For years, Harry Shearer, Christopher Guest, Michael McKean and Rob Reiner have been suing Universal to get paid, citing Universal's blatantly crooked bookkeeping (Shearer received $98 in music royalties and $81 in merchandising income from the film).
Now, the group has settled with Universal, presumably for less than the $400m named in the suit.
The settlement details aren't public, but UMG will continue to distribute Spinal Tap's music and the rights to the music will be reverted to the creators…"eventually."
The long and initially contentiously worded $125 million lawsuit, originally filed in October 2016 by Shearer's Century of Progress Productionsl, alleged that UMG and Studiocanal underpaid music royalties in the film and sought to reclaim their copyrights to the film, its songs and characters. The lawsuit said Vivendi reported only $98 in total income from soundtrack music sales between 1989 and 2006, and just $81 in worldwide merchandising income. Guest, and companies belonging to Reiner and McKean, were later added to the complaint.
Vivendi argued that three of the co-creators' companies, which sought up to $400 million in damages, did not have the legal right to sue. In September, a district court judge Gee agreed, noting that the contracts with the creators' companies obligated them to "perform services — not receive rights or other benefits," although she allowed co-creator Christopher Guest's case to proceed and allowed the other three the option to sue individually. She also concurred with Vivendi that details of the fraud allegations were not up to snuff.

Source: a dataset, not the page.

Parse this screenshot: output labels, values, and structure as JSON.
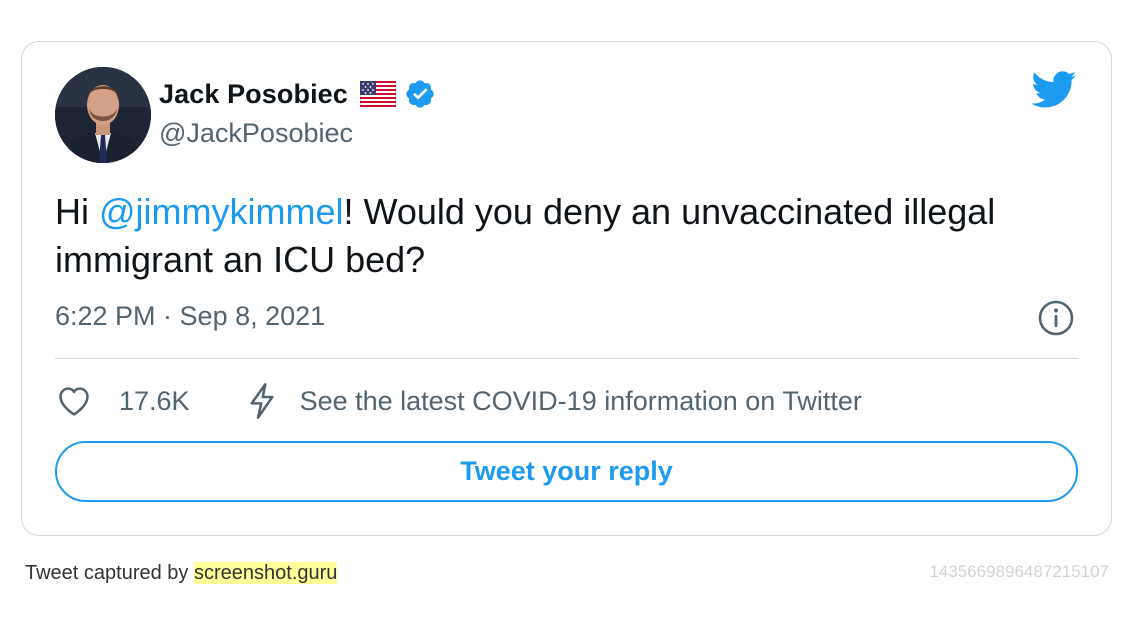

Spinal Tap Creators and Universal Music Settle Copyright Dispute [Jem Aswad/Variety]